Both Full Life and Happy Cup exist because of Rachel Bloom, a former special education teacher with an entrepreneurial streak. The idea for Happy Cup came after a chance encounter with Trevin Miller, the owner of one of the country’s only brick-and-mortar green coffee supply stores, Mr. Green Beans. Miller was looking for a space large enough to house his 6-kilo Probat; Bloom had the space and an idea was born. (The roastery is unique in one other way: Miller’s Probat is also available to other Portland roasters—everyone from local microroaster Sterling Coffee Roasters, which is filling in gaps while their own new machine is installed, to a man who roasts 25 pounds of coffee for his nursing home each week.)

Miller of Mr. Green Beans sources the coffee for Happy Cup, and works out the roast profiles (there are currently eight blends and one single origin coffee). Each coffee is charmingly named by the staff (ex: Boom! Boom!, Hot Bean, Flying Unicorn are just three examples). Charlie Austin, formerly a home roaster, does production roasting for the company.

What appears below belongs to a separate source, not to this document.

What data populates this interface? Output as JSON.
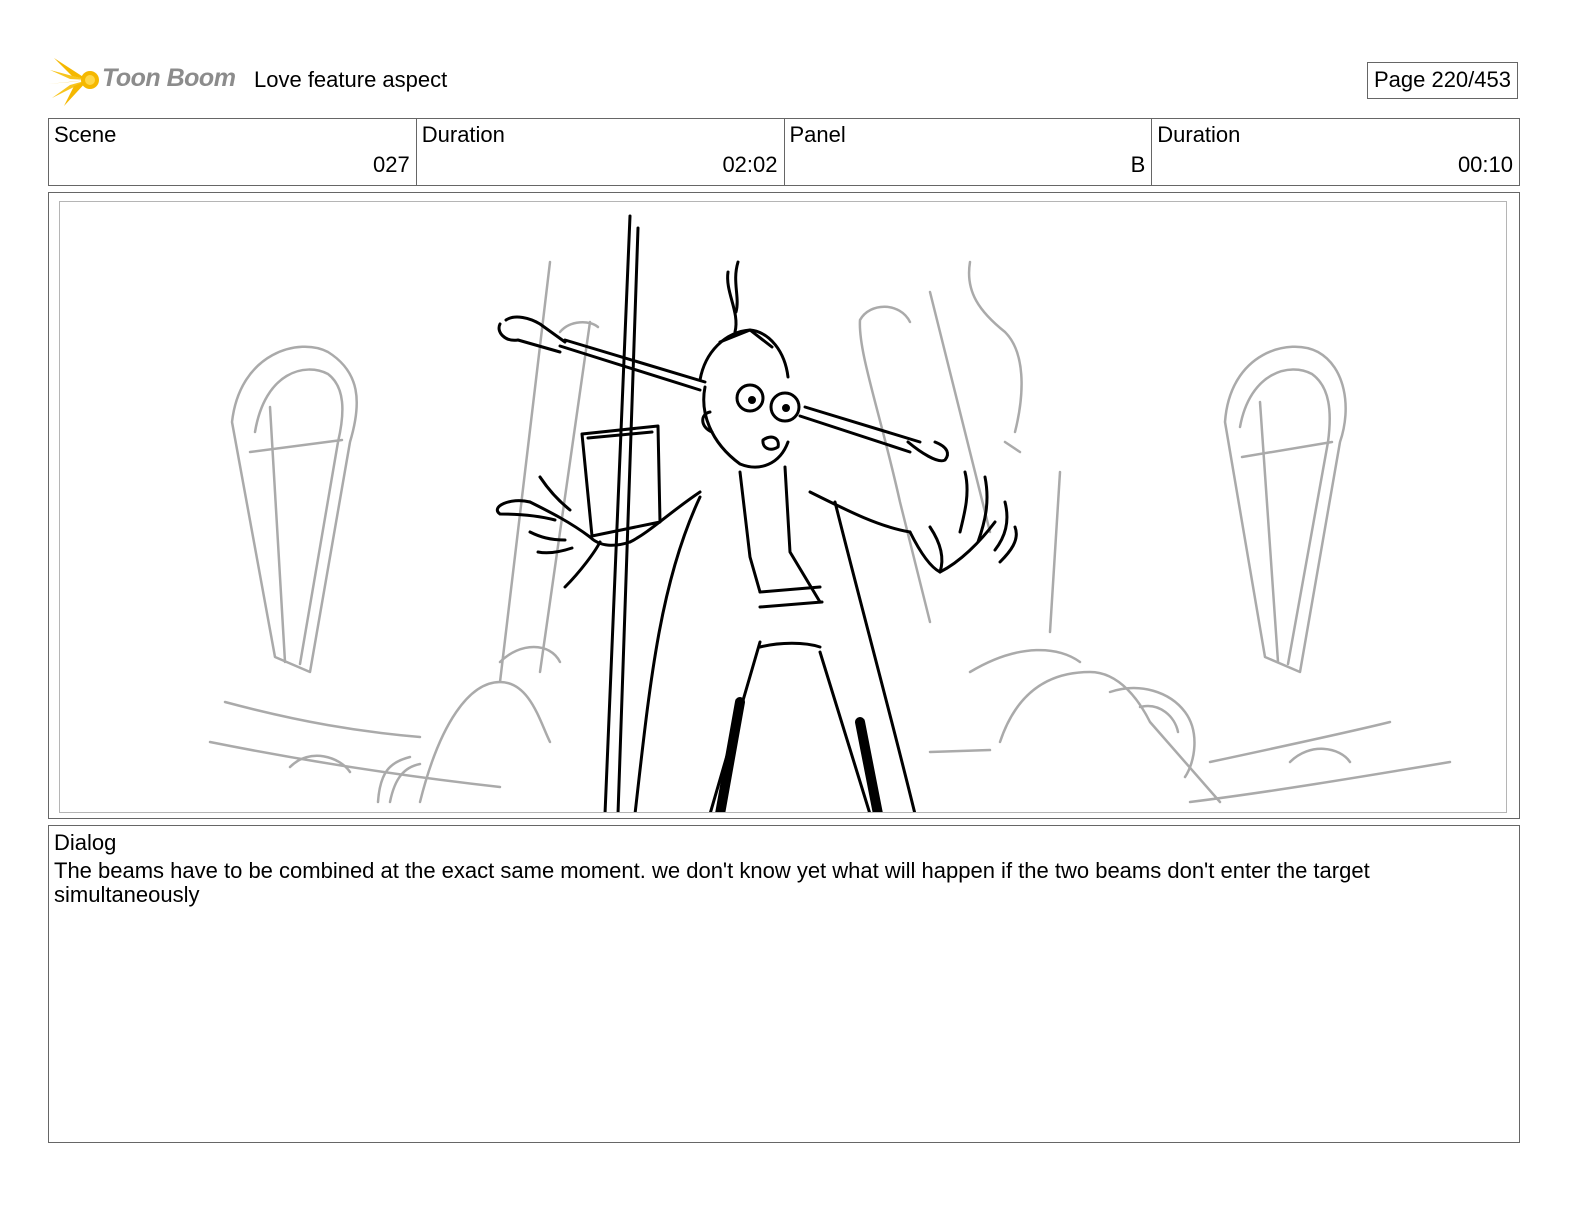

Bloom has big plans for the future of Happy Cup—she hopes it will be a national brand within in the next few years. How will she accomplish that scale of growth? The same way she’s grown Full Life to serve 160 adults every day, and the way she’s already grown Happy Cup into a surprisingly weighty local brand—“I’m a hustler.”